Another area that has been greatly impacted by the global pandemic is how companies are gathering feedback from their employees. There has been a major shift to lighter weight, more real-time surveys that are designed to help make faster, data-backed decisions.
Companies are moving away from longer, traditional surveys that were designed for external benchmarking. They were time consuming for your Human Resources team and executives alike. Instead, we’ve seen a major increase in the number of shorter pulse surveys that companies are sending to their people. Their objective is taking quick action on the data, with the focus typically on trending issues and challenges that employees are facing. From a business perspective, the goal is to build positive equity throughout the organization by getting quick wins that improve operations.
These surveys are typically 5-10 questions that focus on:1) critical business objectives and 2) trending topics that the hybrid workforce is struggling with. With the right focus, these surveys can help businesses unlock critical insights and identify blockers that are negatively impacting your company. These are not ‘feel good’ surveys, but a chance to engage your people and get invaluable, candid feedback.
By implementing shorter pulse surveys that are focused on trending topics, you’ll have a clearer picture of how your employees are feeling, and you’ll identify areas for improvement. Over the next year, we believe that your focus should be on listening to your employees and gathering data, so you can make informed decisions that will drive better business performance.
Commit to organizational health and wellness
The latest staple in most HR funnels is employee wellbeing. It stopped being an emerging trend, and now it’s a must have. Because of the coronavirus pandemic, and now with hybrid workforces, the need to gauge, monitor, and act on employee feedback through wellbeing surveys has only accelerated.
In a survey conducted by the National Center for Health Statistics (NCHS) and the U.S. Census Bureau over the summer, rates of anxiety and depression increased among Americans. Among young Americans (18 -29), almost half of respondents in a June poll faced these mental health challenges.
But workers of all backgrounds and industries are facing challenges. The hardships cut across demographic lines, and difficulties could be amplified. Pandemic fatigue is growing, and many people will face a challenging winter because of social distancing and increased time indoors.
With these employee challenges at the fore, and the opportunities businesses have to be there for their people, it should be a priority for all companies to commit to employee wellbeing.
Provide strategic direction to your people
Over the course of 2020, the lowest scoring metric in our employee feedback dataset across all clients has been the category of “Leadership.” More specifically, it’s wondering whether “Different teams within [COMPANY] are aligned around a consistent set of goals and outcomes.”
Exhibit A – Workify’s “Leadership” questions:
As you enter 2021, we strongly recommend spending time with your employees and walking them through your plans for the year. Consider investing in a “manager communications toolkit,” so that you can ensure you have alignment in your strategic plan for 2021 across your management team. It’s critical that the messages your employees get from their managers align with what your executives are communicating as the company priorities.

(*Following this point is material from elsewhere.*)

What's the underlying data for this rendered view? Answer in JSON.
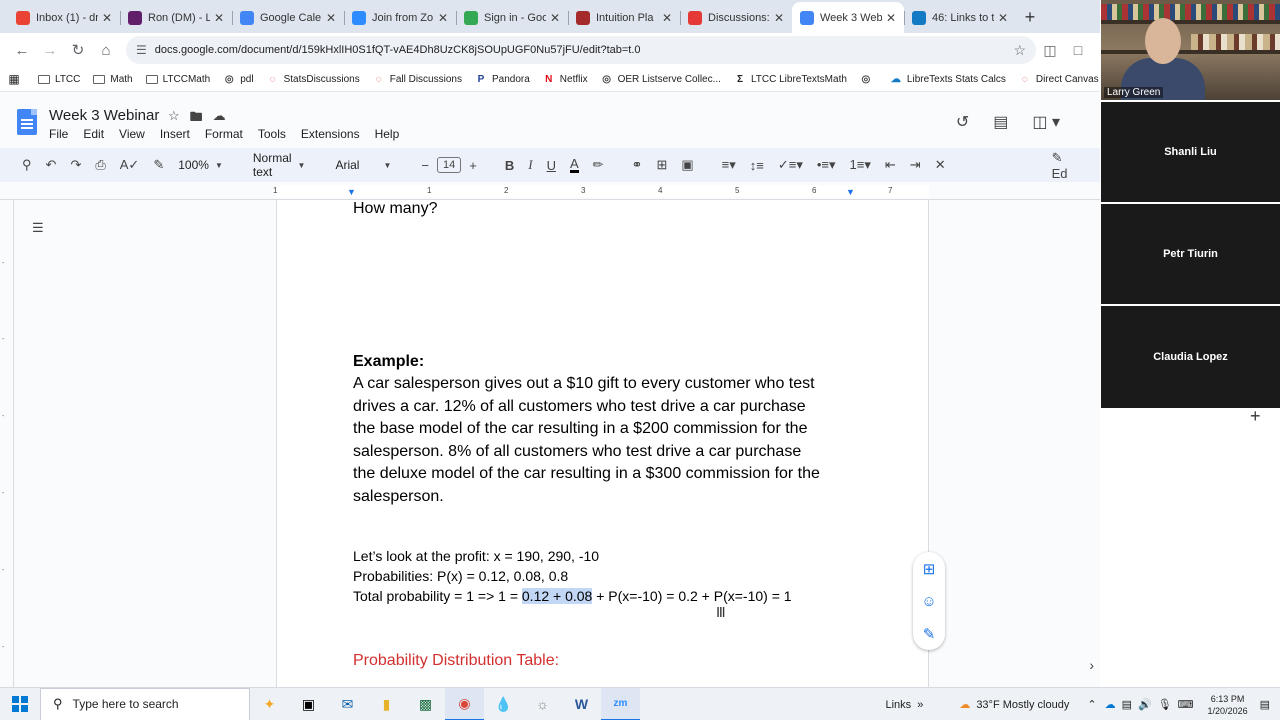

Invest time in your company town halls and departmental meetings. Revisit the strategic direction so you’re reinforcing your plans for the year. And be honest with your employees when you don’t have clarity or answers in certain areas (like returning to the office). This will go a long way in driving alignment, and keeping execution high with your employees in the field and at home.